|Researchers:||Andreas Hackethal, Tobin Hanspal, Dominique Lammer|
This project consists of two related papers. The first attempts to answer the research question “who invests in cryptocurrencies?” while the second focuses on how asymmetric returns and fees in the portfolios of peers can affect individual portfolio allocation.
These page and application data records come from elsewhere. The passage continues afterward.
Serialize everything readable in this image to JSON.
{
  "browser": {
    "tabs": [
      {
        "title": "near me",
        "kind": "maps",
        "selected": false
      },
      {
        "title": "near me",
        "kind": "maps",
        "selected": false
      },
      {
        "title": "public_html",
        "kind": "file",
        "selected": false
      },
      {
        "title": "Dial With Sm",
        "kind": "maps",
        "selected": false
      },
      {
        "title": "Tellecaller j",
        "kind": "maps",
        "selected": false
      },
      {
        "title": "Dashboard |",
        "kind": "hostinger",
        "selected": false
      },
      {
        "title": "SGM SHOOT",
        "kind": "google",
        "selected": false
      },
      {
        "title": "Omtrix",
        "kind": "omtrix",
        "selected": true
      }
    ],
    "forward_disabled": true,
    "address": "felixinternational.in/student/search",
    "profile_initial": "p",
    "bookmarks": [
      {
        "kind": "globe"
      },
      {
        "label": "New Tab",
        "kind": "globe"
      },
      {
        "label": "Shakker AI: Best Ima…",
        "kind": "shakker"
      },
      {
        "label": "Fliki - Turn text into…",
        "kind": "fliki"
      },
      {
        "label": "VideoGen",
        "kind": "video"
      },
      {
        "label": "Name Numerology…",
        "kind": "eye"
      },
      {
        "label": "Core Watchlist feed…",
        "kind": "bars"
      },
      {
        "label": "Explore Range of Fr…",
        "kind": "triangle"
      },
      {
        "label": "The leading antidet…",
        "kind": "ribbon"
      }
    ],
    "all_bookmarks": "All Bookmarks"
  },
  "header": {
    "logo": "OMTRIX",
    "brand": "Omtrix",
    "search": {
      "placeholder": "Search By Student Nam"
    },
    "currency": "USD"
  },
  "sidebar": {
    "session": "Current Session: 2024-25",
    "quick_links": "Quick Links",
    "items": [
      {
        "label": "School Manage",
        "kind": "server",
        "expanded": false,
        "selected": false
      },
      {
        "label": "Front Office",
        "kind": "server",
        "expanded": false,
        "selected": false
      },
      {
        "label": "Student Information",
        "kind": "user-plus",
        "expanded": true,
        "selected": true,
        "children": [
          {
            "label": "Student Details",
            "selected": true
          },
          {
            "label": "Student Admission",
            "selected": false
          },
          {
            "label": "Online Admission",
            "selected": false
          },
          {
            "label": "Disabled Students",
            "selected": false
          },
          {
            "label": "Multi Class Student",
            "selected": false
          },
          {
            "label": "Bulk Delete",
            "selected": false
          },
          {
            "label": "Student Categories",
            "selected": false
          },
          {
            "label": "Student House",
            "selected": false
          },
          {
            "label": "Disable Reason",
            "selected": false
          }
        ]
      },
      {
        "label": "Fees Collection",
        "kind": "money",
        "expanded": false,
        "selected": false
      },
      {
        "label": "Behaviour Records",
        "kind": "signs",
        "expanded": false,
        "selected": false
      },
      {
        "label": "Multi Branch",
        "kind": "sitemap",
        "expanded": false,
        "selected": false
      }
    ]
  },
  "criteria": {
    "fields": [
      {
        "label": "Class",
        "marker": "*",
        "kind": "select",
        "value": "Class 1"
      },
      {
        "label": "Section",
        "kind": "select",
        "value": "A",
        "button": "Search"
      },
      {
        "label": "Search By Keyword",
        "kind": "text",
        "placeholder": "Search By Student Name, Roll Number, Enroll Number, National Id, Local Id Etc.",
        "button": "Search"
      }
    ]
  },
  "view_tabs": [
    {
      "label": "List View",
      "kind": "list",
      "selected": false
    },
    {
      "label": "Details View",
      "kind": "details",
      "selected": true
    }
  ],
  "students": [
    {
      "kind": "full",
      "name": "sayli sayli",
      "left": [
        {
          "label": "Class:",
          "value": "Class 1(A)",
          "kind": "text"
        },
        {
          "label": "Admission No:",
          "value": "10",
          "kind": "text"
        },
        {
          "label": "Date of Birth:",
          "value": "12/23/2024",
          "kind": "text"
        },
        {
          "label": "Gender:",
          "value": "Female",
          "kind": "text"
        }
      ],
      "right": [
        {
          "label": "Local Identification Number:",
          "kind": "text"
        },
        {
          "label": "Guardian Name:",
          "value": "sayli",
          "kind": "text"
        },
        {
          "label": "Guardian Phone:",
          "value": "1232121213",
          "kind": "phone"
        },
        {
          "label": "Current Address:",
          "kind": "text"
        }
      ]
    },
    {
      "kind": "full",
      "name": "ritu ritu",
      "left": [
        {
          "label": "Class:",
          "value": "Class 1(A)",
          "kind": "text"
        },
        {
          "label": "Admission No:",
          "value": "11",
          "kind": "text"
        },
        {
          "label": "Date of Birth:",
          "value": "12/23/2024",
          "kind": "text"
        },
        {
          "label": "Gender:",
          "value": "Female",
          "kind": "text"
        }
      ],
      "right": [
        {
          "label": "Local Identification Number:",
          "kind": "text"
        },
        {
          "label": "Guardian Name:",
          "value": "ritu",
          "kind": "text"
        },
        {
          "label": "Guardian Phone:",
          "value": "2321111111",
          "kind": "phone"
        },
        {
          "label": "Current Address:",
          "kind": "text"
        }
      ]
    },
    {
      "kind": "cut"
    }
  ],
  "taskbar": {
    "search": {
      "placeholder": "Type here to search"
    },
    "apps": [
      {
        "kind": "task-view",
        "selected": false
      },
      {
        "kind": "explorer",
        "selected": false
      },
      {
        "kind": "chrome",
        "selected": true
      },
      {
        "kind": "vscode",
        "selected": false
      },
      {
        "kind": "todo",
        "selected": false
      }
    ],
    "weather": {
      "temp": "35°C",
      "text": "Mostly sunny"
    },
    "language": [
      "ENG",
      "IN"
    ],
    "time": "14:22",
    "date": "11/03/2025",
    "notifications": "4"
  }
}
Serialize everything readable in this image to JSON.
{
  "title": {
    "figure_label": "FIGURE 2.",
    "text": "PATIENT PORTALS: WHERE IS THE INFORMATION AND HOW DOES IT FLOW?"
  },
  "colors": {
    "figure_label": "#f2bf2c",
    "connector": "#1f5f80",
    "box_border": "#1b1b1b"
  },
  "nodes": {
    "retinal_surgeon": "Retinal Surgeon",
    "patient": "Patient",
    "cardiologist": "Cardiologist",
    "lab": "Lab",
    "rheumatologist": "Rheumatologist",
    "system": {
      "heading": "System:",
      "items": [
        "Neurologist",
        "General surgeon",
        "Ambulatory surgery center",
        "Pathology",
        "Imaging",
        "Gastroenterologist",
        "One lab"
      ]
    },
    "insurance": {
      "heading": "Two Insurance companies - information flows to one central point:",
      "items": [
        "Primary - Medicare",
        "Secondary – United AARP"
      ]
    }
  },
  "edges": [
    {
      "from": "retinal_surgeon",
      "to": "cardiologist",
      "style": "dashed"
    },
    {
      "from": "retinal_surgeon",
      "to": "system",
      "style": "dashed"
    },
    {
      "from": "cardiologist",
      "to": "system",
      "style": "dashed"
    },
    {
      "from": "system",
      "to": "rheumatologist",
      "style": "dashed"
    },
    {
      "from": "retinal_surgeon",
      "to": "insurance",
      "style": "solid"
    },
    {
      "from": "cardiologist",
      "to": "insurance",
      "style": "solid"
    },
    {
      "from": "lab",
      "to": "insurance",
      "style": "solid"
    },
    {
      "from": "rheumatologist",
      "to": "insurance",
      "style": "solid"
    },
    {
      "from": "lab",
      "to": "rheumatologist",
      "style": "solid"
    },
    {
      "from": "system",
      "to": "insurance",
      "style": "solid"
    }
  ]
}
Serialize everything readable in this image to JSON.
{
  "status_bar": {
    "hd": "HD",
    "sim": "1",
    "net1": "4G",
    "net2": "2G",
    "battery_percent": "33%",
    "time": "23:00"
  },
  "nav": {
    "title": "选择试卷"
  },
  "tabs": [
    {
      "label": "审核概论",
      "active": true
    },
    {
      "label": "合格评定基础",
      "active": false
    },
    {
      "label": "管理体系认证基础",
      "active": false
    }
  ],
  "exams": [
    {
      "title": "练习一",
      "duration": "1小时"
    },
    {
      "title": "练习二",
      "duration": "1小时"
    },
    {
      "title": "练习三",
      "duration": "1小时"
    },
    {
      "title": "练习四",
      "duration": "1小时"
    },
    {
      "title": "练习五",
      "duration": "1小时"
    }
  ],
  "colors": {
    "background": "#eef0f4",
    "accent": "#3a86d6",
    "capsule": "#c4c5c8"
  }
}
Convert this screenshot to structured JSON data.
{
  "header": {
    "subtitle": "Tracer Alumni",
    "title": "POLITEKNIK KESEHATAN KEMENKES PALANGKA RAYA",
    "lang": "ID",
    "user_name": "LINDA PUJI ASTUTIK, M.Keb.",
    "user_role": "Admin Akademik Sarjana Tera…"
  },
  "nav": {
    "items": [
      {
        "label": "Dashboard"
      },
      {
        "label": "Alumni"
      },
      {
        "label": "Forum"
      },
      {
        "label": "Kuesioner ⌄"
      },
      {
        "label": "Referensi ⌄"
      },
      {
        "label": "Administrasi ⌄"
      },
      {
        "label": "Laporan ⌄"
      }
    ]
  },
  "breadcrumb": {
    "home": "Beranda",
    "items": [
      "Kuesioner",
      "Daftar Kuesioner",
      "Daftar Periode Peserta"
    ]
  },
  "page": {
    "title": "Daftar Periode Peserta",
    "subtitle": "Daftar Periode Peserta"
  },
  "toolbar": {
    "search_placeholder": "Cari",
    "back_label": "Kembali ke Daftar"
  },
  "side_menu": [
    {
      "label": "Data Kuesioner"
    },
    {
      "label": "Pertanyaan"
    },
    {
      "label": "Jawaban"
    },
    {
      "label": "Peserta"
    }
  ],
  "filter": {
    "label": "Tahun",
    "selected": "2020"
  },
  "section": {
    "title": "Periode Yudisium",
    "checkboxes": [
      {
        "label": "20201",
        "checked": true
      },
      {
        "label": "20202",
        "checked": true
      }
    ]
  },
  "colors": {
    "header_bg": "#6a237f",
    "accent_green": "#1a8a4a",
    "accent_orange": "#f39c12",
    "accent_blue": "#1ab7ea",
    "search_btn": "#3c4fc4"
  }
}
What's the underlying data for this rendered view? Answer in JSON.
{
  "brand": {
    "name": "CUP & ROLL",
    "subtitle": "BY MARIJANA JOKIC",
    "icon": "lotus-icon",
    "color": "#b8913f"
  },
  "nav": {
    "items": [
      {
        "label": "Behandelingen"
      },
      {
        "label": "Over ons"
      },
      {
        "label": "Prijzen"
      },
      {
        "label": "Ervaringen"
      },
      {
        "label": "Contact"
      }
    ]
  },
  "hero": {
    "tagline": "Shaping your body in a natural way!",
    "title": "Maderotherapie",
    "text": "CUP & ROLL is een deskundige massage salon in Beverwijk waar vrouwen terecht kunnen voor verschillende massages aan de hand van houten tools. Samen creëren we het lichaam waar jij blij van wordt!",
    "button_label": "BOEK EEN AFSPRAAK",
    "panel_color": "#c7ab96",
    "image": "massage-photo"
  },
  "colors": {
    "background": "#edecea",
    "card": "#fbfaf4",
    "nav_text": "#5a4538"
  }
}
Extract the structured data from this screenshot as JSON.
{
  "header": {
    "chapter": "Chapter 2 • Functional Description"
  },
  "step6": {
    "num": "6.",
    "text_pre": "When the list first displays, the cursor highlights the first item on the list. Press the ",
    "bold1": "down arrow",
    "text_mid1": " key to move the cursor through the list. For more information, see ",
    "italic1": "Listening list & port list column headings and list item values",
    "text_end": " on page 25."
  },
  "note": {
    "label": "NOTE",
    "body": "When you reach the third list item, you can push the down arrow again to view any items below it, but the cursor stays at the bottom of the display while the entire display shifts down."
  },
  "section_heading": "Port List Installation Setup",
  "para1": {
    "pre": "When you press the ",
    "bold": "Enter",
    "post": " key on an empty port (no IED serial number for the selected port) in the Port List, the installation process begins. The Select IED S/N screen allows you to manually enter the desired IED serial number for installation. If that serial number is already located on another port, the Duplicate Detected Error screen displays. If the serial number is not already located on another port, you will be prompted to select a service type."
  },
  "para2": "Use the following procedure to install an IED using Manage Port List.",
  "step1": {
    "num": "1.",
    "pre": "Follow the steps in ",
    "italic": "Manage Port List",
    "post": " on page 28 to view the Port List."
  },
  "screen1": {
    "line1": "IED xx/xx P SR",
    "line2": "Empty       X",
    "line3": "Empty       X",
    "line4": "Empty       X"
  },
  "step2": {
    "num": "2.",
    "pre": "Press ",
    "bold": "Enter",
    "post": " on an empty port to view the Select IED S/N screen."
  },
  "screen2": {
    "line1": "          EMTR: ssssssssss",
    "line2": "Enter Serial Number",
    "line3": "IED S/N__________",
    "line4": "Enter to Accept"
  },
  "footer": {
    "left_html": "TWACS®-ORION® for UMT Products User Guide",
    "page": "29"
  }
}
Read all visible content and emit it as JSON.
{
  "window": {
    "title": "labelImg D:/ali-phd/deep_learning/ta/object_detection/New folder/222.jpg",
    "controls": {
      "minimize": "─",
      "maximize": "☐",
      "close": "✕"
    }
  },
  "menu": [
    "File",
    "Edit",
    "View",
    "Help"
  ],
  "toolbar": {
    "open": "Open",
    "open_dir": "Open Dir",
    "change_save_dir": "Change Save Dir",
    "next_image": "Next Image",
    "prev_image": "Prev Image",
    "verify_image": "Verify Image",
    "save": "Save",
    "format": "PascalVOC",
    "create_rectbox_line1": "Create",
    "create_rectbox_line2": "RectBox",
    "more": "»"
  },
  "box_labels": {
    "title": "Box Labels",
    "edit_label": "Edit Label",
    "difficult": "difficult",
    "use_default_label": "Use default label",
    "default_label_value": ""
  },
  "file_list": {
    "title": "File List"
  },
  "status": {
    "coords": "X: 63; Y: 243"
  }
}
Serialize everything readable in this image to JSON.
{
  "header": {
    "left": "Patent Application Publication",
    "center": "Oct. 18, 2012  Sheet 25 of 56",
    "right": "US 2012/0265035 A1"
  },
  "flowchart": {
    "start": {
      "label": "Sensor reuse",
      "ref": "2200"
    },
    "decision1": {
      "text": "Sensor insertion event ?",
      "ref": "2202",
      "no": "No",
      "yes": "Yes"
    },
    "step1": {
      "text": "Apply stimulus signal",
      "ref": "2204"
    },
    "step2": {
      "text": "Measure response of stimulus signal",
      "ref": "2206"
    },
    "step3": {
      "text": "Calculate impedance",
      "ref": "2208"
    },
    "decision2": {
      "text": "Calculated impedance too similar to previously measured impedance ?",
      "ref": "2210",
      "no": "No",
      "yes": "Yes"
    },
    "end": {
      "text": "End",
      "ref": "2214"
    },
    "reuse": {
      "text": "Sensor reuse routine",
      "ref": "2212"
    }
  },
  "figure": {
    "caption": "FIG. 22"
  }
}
While cryptocurrencies have existed for the last decade, these assets have recently begun to gain widespread attention from the media, individual households, financial institutions, and regulatory agencies. Despite growing interest, cryptocurrencies are still under-researched academically. Most notably, information on the characteristics and behaviors of individual investors who chose to buy and trade these assets remains largely undocumented. One reason for the lack of empirical research in this area is due to the inherent anonymous nature of cryptocurrencies. In this paper we provide an initial examination of who invests in cryptocurrencies by exploiting indirect investments into cryptocurrency-based structured retail products. While relatively new to the marketplace, these assets provide an indirect avenue into cryptocurrency investments. These structured products, like participation or index certificates allow shareholders to invest indirectly in a particular cryptocurrency via their existing investment account. Our paper will consider which types of investors are drawn to these assets and quantify their relative performance.
In a second paper, we use a novel setting to examine peer-effects in investment decisions. We leverage administrative retail bank data and measure the peer relationships between customers that recommended the bank to an acquaintance and those who got recommended. Our data allows us to precisely measure the connection between the individuals in our sample and therefore limited assumptions need to be made about the composition of peer groups. To investigate performance, our null hypothesis under a standard model of behavior is that if individual investors are influenced by the actions of their peers, they are influenced equally by gains as they are with losses. We expect to find that this is not the case, and the influence of peer decisions on own portfolio choices is asymmetrical. We then explore the mechanism behind this finding – are gains and losses treated differently because peers share select information? Or rather because peers learn from the failures of their network. Finally, we examine how information about fees and costly funds are transmitted between peers.